Olympic Green + 798 Art District

During my first visit to Beijing, I skipped all of the Olympic attractions, including the Chinese National Stadium (i.e. Bird's Nest; 鸟巢), mostly because I figured they would be boring. I mean, a stadium is a stadium, right? But the contemporary, infamous, and controversial Chinese artist Ai Weiwei did have a hand in the creation of the Bird's Nest, so I decided to check it out.

I think the Bird's Nest looks better in photographs than it does in person. At night, if it's all lit up, I'm sure it'd look a whole lot better. Or maybe not. Maybe a stadium is just a stadium.

Before walking to the Bird's Nest from the South Gate of Forest Park, I made a quick trip to the China Science and Technology Museum, which was as crowded as any attraction I've seen in China outside of the Forbidden City.
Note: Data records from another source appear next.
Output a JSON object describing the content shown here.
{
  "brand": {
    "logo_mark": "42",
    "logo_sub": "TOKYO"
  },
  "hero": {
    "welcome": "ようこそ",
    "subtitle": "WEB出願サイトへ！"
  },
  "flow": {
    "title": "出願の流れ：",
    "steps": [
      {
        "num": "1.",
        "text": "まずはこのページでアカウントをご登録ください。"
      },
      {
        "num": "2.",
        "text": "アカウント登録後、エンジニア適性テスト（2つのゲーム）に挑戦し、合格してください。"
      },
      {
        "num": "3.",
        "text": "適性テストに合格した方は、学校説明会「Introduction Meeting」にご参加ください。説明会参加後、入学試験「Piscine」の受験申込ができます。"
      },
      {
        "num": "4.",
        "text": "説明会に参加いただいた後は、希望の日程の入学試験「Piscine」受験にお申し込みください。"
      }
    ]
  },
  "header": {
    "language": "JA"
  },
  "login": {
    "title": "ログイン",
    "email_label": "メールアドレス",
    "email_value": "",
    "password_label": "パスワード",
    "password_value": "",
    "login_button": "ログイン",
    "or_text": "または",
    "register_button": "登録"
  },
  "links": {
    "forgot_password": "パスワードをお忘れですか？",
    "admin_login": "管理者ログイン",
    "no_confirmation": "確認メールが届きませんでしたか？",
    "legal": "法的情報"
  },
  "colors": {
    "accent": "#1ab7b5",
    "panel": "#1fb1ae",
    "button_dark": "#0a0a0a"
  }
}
I had no idea there were so many science nerds in Beijing.

I'm curious to know what the hammer-and-sickle sign says, because it strikes me as an odd choice for the reception desk of the Science and Technology Museum.

The admission to China Science and Technology Museum was steep by Chinese standards, and I didn't expect it to feature much passable English, if any, so I skipped it. After the Bird's Nest, I wandered around North Third Ring Middle Road and North Fourth Middle Ring Road.

After two or three hours of wandering around, I took a taxi to 798 Art Zone (a.k.a. Dashanzi Art District), and it just so happened to be smack dab in the middle of 798's annual art festival.

Unfortunately the photography gallery I wanted to visit was closed; fortunately it'll reopen before I leave Beijing, so I'll be going back to 798 at least one more time. While there I did enjoy a fantastic collection of photographs from Ren Shulin, who in the 1980s hung around high school students in Beijing, photographing on campuses and in classrooms.